I was riding with a group in the mountains on some steep rocky trails.
Now whenever he gets 'left behind' he will get feisty, Then don't get left behind - keep up with the group
I shouldn't have to be afraid of my horse. He should do what I say always.
As often as I can. However, when we are gaiting, cantering, or doing faster work, I keep him in a fairly collected head position.
Do you ride Sunny on a long loose rein???
Practice in the arena with poles laid on the ground - make him adjust his length of pace
and work on your being able to determine the length of his stride.
Then when he and you are ready take him out, with one mounted friend,find a length of path with a steep slope (not too steep) and practice going up and down hills. You,ve got to get the length of rein you allow him correct - not enough to give him his head, not too little to negotiate the
steep path. Walk him down that path with your bodyand your feet working the stirrups.
Ok, I will try that.
So he started to get that feeling of no return (the peak of his gait right before a canter.
(not sure I understand this???)
You'd know if you rode gaited horses!
Once we get there, it is almost impossible to manually stop him). I ended up hauling on his mouth with all my strength, extremely off-balance, and he goes running down the rock trail with his head a-flailing doing everything he can to get away from the bit, tripping all the way.
The horse is panicking - your fault - you lost control. You probably gave him too much rein and by the sound of it you might need a slightly stronger bit but there again that might work against you.
Were you shouting at this point???? You must keep calm - otherwise the horse will panic.
At this point, yes. However, this has happened before. The only reason he'd be panicking is solely the reason he is seperated from his friends.
It's amazing I'm still alive.
Literally. No joke.
YES, you could have come off and you are lucky you did not. Your horse might have run off. You certainly at this point were upsetting the horses of your fellow riders.
Are you kidding?! They were long gone!
He listens to me only when he is alone. Not with other horses.
Partly that is because you don't go near steep stoney paths, I guess.
I've tried simply everything.
No, but you are realizing that you have a problem of control and are asking for help.
Of course! I don't want a runaway horse!
-re-training (work) in ring

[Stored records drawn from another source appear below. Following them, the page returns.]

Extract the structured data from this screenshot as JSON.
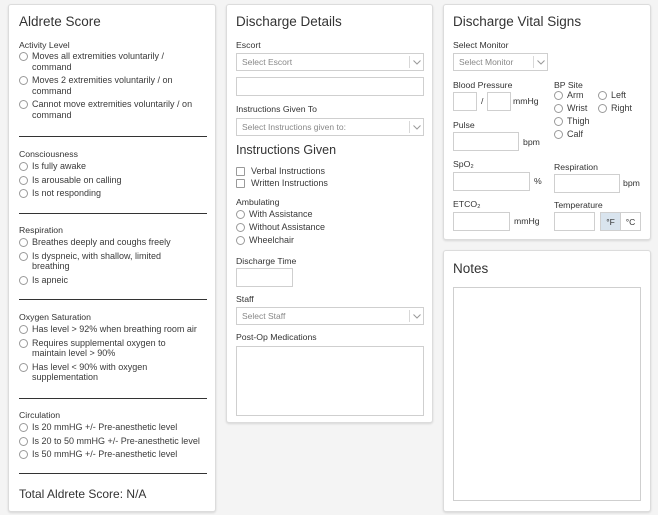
{
  "aldrete": {
    "title": "Aldrete Score",
    "activity": {
      "label": "Activity Level",
      "options": [
        [
          "Moves all extremities voluntarily /",
          "command"
        ],
        [
          "Moves 2 extremities voluntarily / on",
          "command"
        ],
        [
          "Cannot move extremities voluntarily / on",
          "command"
        ]
      ]
    },
    "consciousness": {
      "label": "Consciousness",
      "options": [
        "Is fully awake",
        "Is arousable on calling",
        "Is not responding"
      ]
    },
    "respiration": {
      "label": "Respiration",
      "options": [
        [
          "Breathes deeply and coughs freely"
        ],
        [
          "Is dyspneic, with shallow, limited",
          "breathing"
        ],
        [
          "Is apneic"
        ]
      ]
    },
    "oxygen": {
      "label": "Oxygen Saturation",
      "options": [
        [
          "Has level > 92% when breathing room air"
        ],
        [
          "Requires supplemental oxygen to",
          "maintain level > 90%"
        ],
        [
          "Has level < 90% with oxygen",
          "supplementation"
        ]
      ]
    },
    "circulation": {
      "label": "Circulation",
      "options": [
        "Is 20 mmHG +/- Pre-anesthetic level",
        "Is 20 to 50 mmHG +/- Pre-anesthetic level",
        "Is 50 mmHG +/- Pre-anesthetic level"
      ]
    },
    "total_label": "Total Aldrete Score:",
    "total_value": "N/A"
  },
  "discharge": {
    "title": "Discharge Details",
    "escort_label": "Escort",
    "escort_placeholder": "Select Escort",
    "instructions_to_label": "Instructions Given To",
    "instructions_to_placeholder": "Select Instructions given to:",
    "instructions_given_title": "Instructions Given",
    "verbal": "Verbal Instructions",
    "written": "Written Instructions",
    "ambulating_label": "Ambulating",
    "ambulating_options": [
      "With Assistance",
      "Without Assistance",
      "Wheelchair"
    ],
    "time_label": "Discharge Time",
    "staff_label": "Staff",
    "staff_placeholder": "Select Staff",
    "meds_label": "Post-Op Medications"
  },
  "vitals": {
    "title": "Discharge Vital Signs",
    "monitor_label": "Select Monitor",
    "monitor_placeholder": "Select Monitor",
    "bp_label": "Blood Pressure",
    "bp_sep": "/",
    "bp_unit": "mmHg",
    "bp_site_label": "BP Site",
    "bp_sites_left": [
      "Arm",
      "Wrist",
      "Thigh",
      "Calf"
    ],
    "bp_sites_right": [
      "Left",
      "Right"
    ],
    "pulse_label": "Pulse",
    "pulse_unit": "bpm",
    "spo2_label": "SpO₂",
    "spo2_unit": "%",
    "resp_label": "Respiration",
    "resp_unit": "bpm",
    "etco2_label": "ETCO₂",
    "etco2_unit": "mmHg",
    "temp_label": "Temperature",
    "temp_f": "°F",
    "temp_c": "°C"
  },
  "notes": {
    "title": "Notes"
  }
}
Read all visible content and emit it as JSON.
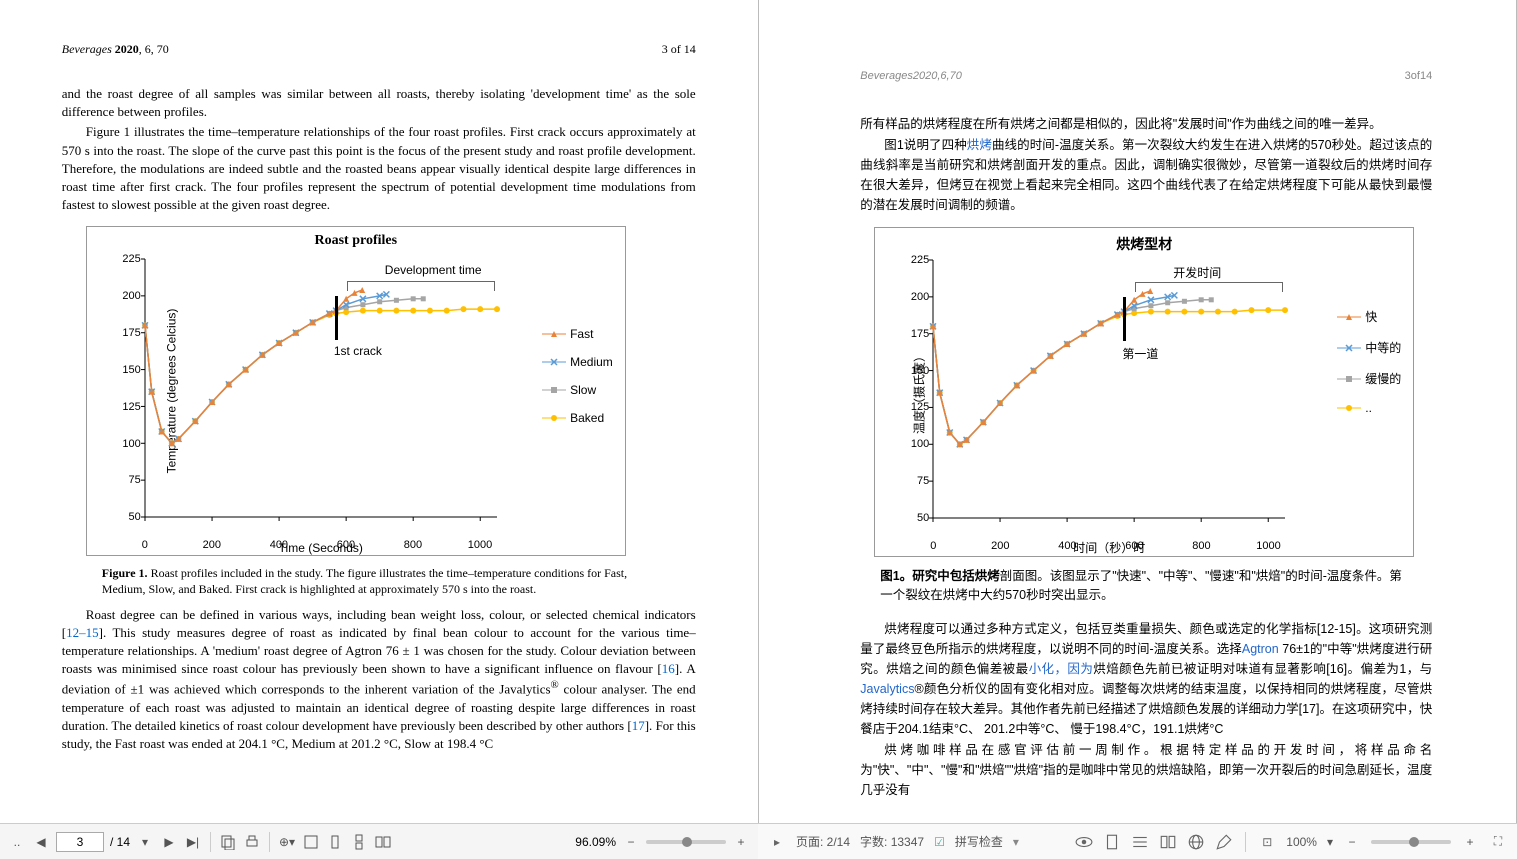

You need some training out on the trail - the ring does not put the horse in a scenario where he will get excited.
I didn't think so either. However, that is what EVERYBODY had been telling me to do.
The test you are aiming for is to ride around the arena at the canter and to do it in the slowest time you can, without dropping back into jog (or trot). It is one of the "Le Trec"
You are absolutely positively right. I can't believe I never thought to work on his canter.. He HAS begun to canter really fast lately. I will definetely try that and continue to work on it.
Your fundamental problem seems to be that you can't slow your horse down and keep it slowed down. Pulling back on the bit is not the only answer. You must learn to use your seat and thighs as well.
How? Can a horse feel you through a western/Aussie saddle?
Should I just.... (and it pains me to say) Sell him? Do you really want a brain dead horse instead of this spunky little devil?
Anyway - you'll have the same problem with the next horse until you learn.
You are absolutely right!
-size (16 hands of muscle)
-temperment (silly, retard, high most of the time)
Perhaps he is "high" by nature. What do you feed him? Try some calming herbs and check magnesium levels in the soil - he may be short of magnesium which helps to hype him up.
1 pound of whole oats each morning/night. Nothing in them. He is a very easy keeper. Hay- about 2 flakes. Bermuda I believe.
HERD BOUND issue! When you go out to a club with your friends - do you get hyper when you are enjoying yourself?? Of course you do. Your horse is out with his mates, he gets hyper, then he gets excited , then he gets frightened. You should know how he feels.
I guess I never really thought to think that just standing next to his friend would be so rewarding, but I guess in a horse's mind, it IS! Hmm.. Gives a whole new thought.
By the sound of it,
you have a good seat (you did not fall off)
You have got spirit (you did not give up)
You asked for help (the first stage of rehabilitation)
You've got a forward going spunky little horse which you quite like.
You did not get hurt - (You were lucky that time - but you might get hurt next time!!!!)
Ha, ha. Thank you very much! I get a little credit!
-What do cavisons do? -
look it up on the Internet - do a google - cavessons.
Yeah.. I just wanted to know you guys' thoughts. Google is not always a reliable source.
So.. Is this seriously a trainer thing, or can I afterall fix it myself? Should I work in his feet and gait speeds first and work my way up?
Thanks for the great info, BG. You need to write a book ;)